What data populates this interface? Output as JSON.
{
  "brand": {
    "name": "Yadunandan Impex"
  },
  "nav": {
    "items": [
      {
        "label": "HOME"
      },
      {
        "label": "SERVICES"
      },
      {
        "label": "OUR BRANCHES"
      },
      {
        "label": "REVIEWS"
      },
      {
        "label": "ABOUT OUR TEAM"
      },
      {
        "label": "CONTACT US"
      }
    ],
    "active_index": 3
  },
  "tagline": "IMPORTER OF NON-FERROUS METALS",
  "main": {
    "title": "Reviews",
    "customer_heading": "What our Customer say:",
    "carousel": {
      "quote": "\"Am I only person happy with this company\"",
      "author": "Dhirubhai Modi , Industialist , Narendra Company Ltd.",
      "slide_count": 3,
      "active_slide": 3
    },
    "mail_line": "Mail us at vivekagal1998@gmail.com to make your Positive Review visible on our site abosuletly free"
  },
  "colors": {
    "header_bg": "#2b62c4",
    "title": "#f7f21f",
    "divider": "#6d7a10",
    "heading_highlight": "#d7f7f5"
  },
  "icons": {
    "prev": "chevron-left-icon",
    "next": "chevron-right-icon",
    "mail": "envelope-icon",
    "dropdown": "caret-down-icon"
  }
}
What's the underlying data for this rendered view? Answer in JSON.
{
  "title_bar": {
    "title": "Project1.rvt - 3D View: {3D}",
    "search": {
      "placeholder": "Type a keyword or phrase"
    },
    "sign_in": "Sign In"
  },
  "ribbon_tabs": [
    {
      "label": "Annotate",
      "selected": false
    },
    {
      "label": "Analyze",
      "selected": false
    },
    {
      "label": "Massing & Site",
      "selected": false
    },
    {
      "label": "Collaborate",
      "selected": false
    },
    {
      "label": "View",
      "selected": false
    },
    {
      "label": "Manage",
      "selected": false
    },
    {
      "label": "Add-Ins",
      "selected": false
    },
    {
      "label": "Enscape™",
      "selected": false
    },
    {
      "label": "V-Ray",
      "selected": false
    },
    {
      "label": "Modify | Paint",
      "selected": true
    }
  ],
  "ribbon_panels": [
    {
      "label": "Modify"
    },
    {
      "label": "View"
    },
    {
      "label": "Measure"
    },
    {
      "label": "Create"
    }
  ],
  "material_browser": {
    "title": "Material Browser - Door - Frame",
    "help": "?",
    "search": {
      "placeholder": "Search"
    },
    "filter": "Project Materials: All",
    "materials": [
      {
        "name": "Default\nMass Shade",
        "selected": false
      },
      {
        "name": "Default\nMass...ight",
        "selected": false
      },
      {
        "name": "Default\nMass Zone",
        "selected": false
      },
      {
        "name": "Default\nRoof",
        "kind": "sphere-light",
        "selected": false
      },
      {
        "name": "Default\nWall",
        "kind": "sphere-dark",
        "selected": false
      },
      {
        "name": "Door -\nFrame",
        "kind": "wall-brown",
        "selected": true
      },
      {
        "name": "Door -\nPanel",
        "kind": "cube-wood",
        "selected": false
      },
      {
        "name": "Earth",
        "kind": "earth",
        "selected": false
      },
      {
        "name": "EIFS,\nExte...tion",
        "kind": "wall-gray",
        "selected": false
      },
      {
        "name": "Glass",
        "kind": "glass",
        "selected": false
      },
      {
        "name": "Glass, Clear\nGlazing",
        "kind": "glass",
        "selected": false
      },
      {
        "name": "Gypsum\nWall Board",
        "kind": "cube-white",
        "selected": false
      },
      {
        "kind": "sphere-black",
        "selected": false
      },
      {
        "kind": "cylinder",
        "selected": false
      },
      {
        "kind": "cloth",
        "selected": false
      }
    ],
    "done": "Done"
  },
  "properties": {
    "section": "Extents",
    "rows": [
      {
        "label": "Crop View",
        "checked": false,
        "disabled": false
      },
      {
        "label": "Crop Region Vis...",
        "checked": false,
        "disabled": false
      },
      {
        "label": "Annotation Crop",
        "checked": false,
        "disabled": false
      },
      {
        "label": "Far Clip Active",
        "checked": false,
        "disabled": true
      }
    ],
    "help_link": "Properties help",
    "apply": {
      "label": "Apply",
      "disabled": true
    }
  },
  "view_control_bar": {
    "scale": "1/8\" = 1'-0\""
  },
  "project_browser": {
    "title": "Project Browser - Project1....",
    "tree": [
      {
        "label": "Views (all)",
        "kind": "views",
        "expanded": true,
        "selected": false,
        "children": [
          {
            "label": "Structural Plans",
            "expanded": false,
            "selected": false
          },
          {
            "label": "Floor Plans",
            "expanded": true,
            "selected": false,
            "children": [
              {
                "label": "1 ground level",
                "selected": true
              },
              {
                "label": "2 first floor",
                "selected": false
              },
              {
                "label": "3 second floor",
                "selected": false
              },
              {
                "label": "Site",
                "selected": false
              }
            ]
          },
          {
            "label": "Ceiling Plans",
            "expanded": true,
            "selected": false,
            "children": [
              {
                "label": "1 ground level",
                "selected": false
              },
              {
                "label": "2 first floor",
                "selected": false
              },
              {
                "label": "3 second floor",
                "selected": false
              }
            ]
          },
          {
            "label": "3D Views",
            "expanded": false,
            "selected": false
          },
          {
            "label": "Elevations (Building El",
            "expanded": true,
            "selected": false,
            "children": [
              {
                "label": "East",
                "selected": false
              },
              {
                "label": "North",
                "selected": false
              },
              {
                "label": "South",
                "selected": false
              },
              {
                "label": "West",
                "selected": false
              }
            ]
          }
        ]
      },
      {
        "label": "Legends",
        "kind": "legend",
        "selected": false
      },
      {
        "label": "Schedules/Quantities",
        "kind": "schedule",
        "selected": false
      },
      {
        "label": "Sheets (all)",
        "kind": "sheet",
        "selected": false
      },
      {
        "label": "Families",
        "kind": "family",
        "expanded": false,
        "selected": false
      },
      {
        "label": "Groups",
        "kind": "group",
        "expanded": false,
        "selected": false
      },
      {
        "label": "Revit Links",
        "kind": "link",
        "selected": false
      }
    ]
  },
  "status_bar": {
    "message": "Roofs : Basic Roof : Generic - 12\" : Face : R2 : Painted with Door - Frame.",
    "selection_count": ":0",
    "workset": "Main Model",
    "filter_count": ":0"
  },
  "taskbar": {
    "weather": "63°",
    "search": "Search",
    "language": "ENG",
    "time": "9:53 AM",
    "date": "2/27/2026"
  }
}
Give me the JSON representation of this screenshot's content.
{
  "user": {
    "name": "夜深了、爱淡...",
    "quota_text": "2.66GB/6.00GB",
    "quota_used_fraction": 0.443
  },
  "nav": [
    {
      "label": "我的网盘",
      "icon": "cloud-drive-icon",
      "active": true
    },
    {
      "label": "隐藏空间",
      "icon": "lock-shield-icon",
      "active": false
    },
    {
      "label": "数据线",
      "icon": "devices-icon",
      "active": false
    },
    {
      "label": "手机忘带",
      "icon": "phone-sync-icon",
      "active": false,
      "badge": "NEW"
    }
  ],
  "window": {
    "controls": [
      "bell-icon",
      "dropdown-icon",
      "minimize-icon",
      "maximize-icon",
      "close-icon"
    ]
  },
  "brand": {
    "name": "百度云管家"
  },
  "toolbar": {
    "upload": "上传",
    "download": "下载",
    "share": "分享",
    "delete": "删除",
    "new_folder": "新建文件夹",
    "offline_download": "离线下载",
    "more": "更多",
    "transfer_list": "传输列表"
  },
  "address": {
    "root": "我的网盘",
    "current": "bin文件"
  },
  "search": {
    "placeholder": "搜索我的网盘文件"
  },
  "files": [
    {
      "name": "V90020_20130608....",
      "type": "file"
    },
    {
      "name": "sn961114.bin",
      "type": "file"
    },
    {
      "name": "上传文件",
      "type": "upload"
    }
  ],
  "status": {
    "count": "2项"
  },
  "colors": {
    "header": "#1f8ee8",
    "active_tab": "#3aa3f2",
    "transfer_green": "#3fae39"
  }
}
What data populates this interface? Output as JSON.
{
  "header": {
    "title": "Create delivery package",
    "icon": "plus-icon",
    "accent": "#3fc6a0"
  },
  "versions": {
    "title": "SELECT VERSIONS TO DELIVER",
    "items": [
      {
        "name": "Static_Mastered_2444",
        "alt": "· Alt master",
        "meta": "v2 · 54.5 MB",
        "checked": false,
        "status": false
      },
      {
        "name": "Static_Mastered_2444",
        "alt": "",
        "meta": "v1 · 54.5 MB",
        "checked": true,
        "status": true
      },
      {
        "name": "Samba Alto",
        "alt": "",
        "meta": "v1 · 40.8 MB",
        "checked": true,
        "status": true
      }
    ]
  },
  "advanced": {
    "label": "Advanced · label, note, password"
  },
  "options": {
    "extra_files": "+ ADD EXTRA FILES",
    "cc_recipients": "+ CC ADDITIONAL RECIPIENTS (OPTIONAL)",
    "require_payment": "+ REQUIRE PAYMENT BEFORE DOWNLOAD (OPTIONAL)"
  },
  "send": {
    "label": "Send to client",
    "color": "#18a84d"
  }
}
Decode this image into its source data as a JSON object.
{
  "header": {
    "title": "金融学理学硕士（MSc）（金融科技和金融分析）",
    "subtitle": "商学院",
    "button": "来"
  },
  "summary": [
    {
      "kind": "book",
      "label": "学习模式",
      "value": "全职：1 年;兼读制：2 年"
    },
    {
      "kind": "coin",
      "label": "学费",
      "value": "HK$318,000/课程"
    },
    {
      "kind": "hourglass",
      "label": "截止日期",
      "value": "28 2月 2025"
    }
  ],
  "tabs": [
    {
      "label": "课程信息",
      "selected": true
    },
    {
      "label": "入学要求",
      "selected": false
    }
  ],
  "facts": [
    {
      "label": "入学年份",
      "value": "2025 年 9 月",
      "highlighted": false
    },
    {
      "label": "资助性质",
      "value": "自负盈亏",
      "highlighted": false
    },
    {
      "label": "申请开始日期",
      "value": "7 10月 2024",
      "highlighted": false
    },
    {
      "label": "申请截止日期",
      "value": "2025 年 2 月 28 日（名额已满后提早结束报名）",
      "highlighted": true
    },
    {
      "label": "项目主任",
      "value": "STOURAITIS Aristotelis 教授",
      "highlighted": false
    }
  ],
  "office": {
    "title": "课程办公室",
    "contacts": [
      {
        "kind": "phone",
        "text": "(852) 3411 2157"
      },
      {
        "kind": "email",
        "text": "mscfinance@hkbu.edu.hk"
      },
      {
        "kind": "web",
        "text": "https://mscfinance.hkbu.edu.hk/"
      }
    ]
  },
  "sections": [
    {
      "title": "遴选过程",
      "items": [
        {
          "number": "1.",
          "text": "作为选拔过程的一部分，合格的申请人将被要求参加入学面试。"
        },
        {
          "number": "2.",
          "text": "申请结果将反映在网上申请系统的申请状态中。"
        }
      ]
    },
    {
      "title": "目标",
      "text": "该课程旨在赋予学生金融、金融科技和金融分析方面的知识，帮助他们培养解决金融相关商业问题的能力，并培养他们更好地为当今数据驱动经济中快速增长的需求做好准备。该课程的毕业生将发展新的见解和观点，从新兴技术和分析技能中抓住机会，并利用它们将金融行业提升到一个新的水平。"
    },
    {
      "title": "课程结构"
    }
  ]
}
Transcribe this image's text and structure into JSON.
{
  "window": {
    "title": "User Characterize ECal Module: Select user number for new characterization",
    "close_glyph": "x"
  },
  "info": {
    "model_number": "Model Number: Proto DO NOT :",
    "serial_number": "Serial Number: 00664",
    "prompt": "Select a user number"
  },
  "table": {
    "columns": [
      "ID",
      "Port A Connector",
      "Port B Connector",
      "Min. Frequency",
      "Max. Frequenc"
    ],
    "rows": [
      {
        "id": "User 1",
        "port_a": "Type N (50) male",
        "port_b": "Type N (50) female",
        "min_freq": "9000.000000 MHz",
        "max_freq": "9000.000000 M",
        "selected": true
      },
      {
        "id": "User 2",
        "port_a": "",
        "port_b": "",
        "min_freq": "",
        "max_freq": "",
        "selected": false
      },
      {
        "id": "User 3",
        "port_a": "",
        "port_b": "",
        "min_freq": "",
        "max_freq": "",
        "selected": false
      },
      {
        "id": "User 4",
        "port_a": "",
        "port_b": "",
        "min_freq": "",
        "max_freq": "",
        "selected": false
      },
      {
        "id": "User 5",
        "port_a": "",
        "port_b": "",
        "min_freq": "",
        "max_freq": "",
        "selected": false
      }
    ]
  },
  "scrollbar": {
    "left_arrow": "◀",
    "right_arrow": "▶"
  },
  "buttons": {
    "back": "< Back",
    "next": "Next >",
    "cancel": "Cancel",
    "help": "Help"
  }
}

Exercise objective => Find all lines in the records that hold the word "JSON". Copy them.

Answer for the task =>
What data populates this interface? Output as JSON.
What's the underlying data for this rendered view? Answer in JSON.
Give me the JSON representation of this screenshot's content.
What data populates this interface? Output as JSON.
Decode this image into its source data as a JSON object.
Transcribe this image's text and structure into JSON.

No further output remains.